Late last week I touched on how I thought it was time that we gave Ken Griffey Jr. more respect than we have of late given the latest performance enhancing drug scandal surrounding Sammy Sosa (you can read all of my thoughts in Death of the Hero?). In that piece I also mentioned, briefly, the name of today’s discussion and that is Jim Thome, who, remarkably unnoticed, has gone about producing one of the most impressive power hitting careers in the history of baseball.
That last statement isn’t hyperbolic in nature by the way. Consider the following data points with Thome.
(1) In his last 12 seasons of at least 400 at-bats, he had only 193 in an injury plagued 2005 campaign, Thome has hit at least 30 home runs.
(2) In those 12 seasons, Thome has knocked in at least 85 runs, and 11 times he has posted at least 90 RBI.
Let’s put those numbers in context.
Thome has 12 seasons of 30 home runs and 85 RBI. That just so happens to be the third most such seasons in baseball history behind only Hank Aaron (14), Mike Schmidt (13) and Babe Ruth (13). Moreover, his total of twelve 30-HR seasons is tied for the fourth most in history (Aaron leads the way here as well with 15).
(3) Thome has averaged, per 162 games in his career, a .278-40-112-107 line. Think about it this way – do you know how many seasons matching all four of those numbers that Albert Pujols has produced in his astounding career? Four. And remember, that is Thome’s average over his career per 162 games.
(4) Thome has always been a remarkable on base machine with a .406 career OBP. Amongst hitters who have accrued at least 3,000 plate appearances in their career that number places Thome in 46th place all-time. By the by, his OBP has been at least .385 in 12 of the past 14 seasons. Ryan Howard has only two seasons above .360 in his career.
(5) Thome is the proud owner of a .559 SLG in his career. Amongst hitters who have accrued at least 3,000 plate appearances in their career that number places Thome in 19th place all-time. Justin Morneau has only one season that high, and it was exactly .559 in 2006.
(6) Thome’s career OPS is a superlative .965, the 18th best mark in league annals for a batter with at least 3,000 plate appearances. Fellow teammate and slugger Jermaine Dye has only one full season where his mark has bettered that when it was 1.006 in 2006.
So when we add that all up, here is what we come up with.
Thome is eighth on my all-time “clean” home run list (you can find the list at the link at the start of the piece), 46th in OBP, 19th in SLG and 18th in OPS. Toss in his 1,459 runs scored that are 73rd all-time and his 1,527 RBI that are 46th all-time, and this is what we have.

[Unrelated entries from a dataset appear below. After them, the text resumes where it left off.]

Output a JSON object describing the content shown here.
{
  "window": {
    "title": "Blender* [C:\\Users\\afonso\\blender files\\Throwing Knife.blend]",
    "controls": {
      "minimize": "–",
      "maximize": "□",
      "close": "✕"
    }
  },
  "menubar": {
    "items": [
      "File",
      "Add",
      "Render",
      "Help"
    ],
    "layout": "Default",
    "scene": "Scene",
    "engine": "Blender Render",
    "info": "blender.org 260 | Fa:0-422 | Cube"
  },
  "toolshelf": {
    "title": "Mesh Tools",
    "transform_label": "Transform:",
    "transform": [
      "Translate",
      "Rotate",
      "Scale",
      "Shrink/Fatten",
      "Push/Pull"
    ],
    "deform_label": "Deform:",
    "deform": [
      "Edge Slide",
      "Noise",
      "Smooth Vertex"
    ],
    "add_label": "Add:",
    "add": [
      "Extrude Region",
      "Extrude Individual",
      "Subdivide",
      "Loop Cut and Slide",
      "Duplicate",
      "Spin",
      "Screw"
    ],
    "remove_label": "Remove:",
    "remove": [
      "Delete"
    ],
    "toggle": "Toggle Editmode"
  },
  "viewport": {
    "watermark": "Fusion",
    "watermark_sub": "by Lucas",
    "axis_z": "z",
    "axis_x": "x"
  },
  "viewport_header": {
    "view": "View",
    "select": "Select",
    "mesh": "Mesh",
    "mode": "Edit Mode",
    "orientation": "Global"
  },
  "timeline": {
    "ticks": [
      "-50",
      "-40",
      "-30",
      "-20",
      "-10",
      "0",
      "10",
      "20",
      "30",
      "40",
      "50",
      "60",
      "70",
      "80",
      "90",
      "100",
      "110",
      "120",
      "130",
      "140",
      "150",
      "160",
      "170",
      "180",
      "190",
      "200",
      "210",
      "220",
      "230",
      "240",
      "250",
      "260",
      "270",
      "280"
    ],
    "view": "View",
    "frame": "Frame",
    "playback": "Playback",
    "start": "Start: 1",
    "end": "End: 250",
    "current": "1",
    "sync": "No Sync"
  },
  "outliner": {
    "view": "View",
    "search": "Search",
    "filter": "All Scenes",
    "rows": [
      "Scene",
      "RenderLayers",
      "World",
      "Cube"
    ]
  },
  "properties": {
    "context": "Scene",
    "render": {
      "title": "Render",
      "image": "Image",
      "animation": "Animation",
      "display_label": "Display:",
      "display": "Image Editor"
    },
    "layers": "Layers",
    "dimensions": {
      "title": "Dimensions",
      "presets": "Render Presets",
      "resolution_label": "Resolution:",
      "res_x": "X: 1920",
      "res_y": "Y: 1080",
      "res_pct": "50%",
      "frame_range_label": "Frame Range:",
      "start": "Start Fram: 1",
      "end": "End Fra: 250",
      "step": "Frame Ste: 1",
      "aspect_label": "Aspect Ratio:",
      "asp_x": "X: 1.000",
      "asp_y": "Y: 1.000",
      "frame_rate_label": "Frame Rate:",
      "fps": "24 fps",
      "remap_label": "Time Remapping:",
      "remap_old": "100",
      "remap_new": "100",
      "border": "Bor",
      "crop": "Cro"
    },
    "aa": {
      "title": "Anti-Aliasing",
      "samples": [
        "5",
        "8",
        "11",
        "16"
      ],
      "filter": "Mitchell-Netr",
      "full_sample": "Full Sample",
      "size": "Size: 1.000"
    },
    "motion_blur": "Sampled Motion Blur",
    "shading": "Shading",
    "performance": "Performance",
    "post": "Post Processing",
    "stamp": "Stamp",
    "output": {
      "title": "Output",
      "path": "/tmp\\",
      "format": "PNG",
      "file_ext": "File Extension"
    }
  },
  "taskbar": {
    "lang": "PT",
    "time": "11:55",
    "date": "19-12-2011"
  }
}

Thome is one of just 11 players in baseball history to hit 400 home runs, knock in 1,500 runs, score 1,400 times and post an OPS of at least .950.
Given all that, does Thome deserve to make the Hall of Fame? Being that his power seems nothing more than corn-fed from growing up in the heartland of American (he was born in Illinois), you seriously have to consider the man for enshrinement in the Hall. The biggest negative is the fact that he has functioned as a DH late in his career though in 2,216 career games he has appeared at first base 1,101 times and third base 492 times, so it’s not like he has been a DH only weapon for the majority of his career (to compare Reggie Jackson, who cannot match Thome’s lifetime numbers, is in the Hall despite 630 games at DH versus Thome’s total of 633). If the voters can look past his merely average batting average of .278, and consider that his name has never been linked to performance enhancing drugs, then I think this lefty swinging slugger has a great shot at having a plaque one day in Cooperstown.
By Ray Flowers